The pileus is wood brown to fawn, clay color or isabelline color.
Her foot and ankle are perfect, and the springy step is light as a fawn's.
The deer finally worked up in gun shot, and they proved to be an old doe, a yearling and the doe's fawn.
The fawn, far more desirable than its elder, could be had for the mere finding.
They had a fawn, which had followed Brown home along the beach, feeding on leaves from his hand.
Phil must have spoken to the fawn, for she is very suspicious.
Her fleet young steps carried her lightly as a fawn over the grass, and down the path which led to Susy's cottage.
He found a fawn, but the doe was close by and made an ugly fight for her young.
It was a fawn coat with brown velvet collar and cuffs—a beautiful coat, Tommy thought.
The spot of the fawn, of the bird, and the moth, may be harmless.
"young deer," mid-14c., from Anglo-French (late 13c.), Old French faon, feon "young animal" (12c.), from Vulgar Latin *fetonem (nominative *feto), from Latin fetus "an offspring" (see fetus). Still used of the young of any animal in King James I's private translation of the Psalms, but mainly of deer from 15c. Color use is 1881.
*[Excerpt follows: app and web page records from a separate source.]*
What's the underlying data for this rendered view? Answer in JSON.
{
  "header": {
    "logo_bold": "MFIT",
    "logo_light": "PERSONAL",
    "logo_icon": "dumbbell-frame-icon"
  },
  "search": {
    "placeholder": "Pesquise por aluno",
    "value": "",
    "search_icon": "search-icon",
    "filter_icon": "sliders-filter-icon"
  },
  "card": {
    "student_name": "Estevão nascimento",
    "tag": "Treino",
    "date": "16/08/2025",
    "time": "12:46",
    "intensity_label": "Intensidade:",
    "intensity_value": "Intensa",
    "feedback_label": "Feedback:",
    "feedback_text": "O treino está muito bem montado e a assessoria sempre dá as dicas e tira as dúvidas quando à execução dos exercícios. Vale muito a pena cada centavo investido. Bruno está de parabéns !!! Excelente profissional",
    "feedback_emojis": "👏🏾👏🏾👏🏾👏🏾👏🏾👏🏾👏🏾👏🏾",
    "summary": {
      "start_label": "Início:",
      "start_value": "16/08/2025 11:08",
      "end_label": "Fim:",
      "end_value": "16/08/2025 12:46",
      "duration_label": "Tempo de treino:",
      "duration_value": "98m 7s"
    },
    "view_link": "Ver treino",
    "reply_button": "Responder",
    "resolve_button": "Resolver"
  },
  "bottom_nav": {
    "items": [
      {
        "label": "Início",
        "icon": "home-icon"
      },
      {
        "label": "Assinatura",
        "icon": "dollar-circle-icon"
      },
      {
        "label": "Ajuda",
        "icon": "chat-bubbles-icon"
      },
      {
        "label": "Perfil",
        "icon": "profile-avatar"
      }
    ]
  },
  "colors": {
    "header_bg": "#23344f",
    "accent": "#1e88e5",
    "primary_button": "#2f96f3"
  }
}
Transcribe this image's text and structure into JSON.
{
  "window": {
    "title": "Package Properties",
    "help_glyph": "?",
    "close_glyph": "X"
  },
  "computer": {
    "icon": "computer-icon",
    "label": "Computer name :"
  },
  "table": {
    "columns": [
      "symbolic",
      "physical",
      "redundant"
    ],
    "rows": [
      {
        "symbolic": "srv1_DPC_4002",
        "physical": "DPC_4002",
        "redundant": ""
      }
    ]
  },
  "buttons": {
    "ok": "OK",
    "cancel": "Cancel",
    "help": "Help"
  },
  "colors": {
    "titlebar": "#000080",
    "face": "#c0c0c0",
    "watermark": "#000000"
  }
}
Old English fægnian "rejoice, be glad, exult," from fægen "glad" (see fain); used in Middle English to refer to expressions of delight, especially a dog wagging its tail (early 13c.), hence "court favor, grovel, act slavishly" (early 14c.). Related: Fawned; fawning.